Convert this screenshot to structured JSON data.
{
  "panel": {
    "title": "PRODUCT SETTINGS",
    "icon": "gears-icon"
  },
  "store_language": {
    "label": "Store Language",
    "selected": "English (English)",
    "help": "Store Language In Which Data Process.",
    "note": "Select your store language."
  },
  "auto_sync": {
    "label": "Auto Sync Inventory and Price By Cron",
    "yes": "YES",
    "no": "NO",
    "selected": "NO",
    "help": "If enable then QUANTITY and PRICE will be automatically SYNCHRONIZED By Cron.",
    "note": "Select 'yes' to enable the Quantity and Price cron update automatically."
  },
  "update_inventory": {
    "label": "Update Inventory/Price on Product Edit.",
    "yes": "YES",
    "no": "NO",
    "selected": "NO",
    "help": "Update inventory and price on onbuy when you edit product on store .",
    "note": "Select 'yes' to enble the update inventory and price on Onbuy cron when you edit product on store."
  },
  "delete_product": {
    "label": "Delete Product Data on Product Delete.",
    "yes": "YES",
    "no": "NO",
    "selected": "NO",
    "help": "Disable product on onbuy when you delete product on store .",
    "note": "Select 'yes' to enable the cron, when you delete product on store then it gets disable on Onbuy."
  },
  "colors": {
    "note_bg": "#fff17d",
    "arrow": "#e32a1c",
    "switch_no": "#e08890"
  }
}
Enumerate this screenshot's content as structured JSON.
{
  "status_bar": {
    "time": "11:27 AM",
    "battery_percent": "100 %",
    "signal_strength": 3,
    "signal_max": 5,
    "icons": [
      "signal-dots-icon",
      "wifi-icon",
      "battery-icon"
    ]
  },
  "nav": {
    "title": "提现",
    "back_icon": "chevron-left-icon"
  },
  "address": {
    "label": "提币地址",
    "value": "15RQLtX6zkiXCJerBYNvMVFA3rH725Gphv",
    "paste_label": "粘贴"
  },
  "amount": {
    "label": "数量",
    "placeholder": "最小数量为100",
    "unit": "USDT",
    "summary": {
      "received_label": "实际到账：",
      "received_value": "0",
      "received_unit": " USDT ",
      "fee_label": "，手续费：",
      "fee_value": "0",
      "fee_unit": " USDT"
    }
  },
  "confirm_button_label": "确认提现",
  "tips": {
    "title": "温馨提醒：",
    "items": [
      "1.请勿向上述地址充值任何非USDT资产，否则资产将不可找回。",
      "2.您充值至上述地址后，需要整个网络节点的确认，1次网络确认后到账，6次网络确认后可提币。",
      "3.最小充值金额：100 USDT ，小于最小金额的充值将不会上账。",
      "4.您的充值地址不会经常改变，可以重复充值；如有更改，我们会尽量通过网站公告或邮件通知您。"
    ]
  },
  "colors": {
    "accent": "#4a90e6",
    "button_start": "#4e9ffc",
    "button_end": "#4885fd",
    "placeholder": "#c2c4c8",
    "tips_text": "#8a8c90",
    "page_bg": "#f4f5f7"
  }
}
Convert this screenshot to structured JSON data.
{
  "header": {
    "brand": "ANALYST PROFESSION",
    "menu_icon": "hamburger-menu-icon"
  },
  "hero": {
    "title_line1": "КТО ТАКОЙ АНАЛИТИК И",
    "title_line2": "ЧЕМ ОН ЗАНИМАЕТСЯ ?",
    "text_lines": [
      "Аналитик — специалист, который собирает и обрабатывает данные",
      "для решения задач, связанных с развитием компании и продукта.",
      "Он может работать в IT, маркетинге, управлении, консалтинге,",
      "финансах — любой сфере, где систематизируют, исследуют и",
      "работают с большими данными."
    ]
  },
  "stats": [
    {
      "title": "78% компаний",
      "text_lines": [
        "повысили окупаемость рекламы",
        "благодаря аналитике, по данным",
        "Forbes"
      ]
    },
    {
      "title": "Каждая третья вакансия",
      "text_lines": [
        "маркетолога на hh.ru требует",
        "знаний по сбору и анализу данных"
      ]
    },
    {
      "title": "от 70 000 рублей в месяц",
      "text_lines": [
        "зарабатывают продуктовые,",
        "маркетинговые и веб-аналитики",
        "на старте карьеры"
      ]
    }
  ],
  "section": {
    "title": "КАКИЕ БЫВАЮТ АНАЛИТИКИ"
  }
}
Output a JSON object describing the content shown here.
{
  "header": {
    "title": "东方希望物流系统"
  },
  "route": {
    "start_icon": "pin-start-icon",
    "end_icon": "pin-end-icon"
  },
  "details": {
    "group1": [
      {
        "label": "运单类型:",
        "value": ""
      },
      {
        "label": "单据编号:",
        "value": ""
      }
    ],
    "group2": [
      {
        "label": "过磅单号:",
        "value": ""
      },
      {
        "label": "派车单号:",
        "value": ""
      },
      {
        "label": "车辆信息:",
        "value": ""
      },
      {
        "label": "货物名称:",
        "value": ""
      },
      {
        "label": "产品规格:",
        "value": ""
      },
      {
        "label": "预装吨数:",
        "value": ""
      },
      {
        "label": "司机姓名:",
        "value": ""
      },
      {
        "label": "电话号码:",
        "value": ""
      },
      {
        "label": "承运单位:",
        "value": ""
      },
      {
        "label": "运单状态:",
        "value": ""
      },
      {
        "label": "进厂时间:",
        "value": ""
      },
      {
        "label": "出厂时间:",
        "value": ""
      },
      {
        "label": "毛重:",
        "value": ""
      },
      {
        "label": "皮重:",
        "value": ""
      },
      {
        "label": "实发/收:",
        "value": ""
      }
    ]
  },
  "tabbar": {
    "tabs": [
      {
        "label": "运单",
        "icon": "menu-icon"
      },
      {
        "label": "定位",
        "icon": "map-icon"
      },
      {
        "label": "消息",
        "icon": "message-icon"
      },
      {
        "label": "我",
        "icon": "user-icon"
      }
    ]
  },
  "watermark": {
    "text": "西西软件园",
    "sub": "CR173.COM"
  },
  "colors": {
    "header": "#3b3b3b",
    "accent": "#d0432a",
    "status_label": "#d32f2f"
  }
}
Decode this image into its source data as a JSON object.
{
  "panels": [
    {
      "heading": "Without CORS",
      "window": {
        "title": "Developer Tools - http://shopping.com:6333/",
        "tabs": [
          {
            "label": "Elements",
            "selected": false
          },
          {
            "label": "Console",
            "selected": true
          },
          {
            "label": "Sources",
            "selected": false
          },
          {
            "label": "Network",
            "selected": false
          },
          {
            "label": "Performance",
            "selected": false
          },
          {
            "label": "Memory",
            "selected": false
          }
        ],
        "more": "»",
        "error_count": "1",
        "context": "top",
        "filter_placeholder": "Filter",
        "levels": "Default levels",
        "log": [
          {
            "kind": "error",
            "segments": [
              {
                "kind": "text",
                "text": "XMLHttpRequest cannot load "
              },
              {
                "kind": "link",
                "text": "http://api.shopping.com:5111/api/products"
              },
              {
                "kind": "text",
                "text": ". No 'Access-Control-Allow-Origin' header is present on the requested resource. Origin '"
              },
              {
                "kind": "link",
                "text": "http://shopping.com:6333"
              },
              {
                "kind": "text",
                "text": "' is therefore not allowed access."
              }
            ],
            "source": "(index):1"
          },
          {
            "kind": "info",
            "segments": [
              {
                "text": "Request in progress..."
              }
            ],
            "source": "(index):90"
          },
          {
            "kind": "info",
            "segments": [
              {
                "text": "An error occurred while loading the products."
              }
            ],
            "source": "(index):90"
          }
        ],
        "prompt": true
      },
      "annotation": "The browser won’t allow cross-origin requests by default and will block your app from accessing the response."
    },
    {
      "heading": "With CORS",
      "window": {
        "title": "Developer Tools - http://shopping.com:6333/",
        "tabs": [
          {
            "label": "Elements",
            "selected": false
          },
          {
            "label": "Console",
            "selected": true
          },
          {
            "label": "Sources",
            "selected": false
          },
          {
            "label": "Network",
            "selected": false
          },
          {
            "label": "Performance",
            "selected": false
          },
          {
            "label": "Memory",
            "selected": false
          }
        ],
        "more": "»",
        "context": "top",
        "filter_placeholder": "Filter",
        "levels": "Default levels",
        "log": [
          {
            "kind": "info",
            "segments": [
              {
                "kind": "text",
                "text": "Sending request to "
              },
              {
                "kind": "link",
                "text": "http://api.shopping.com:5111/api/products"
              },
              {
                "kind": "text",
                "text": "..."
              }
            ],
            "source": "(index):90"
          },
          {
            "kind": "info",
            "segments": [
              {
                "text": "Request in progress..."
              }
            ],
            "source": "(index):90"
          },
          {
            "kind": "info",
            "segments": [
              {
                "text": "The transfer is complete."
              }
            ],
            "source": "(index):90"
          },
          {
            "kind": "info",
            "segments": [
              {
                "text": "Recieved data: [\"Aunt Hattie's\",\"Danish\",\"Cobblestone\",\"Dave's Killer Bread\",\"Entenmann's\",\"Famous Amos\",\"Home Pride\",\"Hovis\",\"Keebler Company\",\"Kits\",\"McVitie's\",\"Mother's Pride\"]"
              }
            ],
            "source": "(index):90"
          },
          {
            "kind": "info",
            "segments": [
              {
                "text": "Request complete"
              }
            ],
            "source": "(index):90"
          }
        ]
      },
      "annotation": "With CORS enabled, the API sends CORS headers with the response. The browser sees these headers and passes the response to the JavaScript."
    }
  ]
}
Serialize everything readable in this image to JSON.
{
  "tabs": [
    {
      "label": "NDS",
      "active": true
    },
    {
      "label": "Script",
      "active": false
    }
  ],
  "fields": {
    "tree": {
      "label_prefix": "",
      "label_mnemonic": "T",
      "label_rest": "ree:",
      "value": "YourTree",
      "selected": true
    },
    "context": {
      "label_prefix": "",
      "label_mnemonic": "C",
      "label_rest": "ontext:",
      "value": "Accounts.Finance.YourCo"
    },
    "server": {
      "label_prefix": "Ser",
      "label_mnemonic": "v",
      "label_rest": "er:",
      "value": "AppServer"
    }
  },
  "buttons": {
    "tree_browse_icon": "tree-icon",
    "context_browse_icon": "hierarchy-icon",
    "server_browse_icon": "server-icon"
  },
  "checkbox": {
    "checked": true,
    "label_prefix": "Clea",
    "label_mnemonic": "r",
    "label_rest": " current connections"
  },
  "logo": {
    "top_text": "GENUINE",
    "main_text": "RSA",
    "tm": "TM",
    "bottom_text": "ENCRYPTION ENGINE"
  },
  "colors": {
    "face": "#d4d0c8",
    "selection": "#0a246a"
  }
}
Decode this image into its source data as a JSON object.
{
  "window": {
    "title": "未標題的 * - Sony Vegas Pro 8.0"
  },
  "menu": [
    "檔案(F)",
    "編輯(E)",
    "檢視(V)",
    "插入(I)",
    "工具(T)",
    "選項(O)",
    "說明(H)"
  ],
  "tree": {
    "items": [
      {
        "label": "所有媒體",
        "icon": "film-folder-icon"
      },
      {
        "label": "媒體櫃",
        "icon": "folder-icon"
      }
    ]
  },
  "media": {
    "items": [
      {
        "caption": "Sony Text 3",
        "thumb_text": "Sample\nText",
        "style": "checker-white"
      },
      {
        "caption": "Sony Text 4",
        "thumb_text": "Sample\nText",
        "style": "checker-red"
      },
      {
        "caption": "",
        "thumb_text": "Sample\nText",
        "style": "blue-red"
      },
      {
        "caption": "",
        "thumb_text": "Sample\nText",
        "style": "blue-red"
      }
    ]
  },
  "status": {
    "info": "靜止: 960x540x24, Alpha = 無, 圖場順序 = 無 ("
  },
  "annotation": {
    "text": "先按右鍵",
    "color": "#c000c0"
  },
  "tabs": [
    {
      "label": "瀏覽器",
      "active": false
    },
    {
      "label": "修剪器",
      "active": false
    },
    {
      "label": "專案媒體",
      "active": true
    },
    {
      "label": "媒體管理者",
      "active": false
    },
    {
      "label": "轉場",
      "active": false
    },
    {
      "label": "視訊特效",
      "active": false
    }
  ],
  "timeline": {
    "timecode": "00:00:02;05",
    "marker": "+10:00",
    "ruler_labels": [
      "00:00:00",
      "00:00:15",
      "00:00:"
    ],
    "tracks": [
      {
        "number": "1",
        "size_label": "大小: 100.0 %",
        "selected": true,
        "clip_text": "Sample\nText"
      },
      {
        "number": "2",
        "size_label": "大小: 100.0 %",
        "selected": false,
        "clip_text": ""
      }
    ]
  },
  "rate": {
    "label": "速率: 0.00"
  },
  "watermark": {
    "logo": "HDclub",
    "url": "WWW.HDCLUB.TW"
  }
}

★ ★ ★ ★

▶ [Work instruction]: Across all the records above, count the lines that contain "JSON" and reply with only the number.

▶ [Reply to the exercise]: 7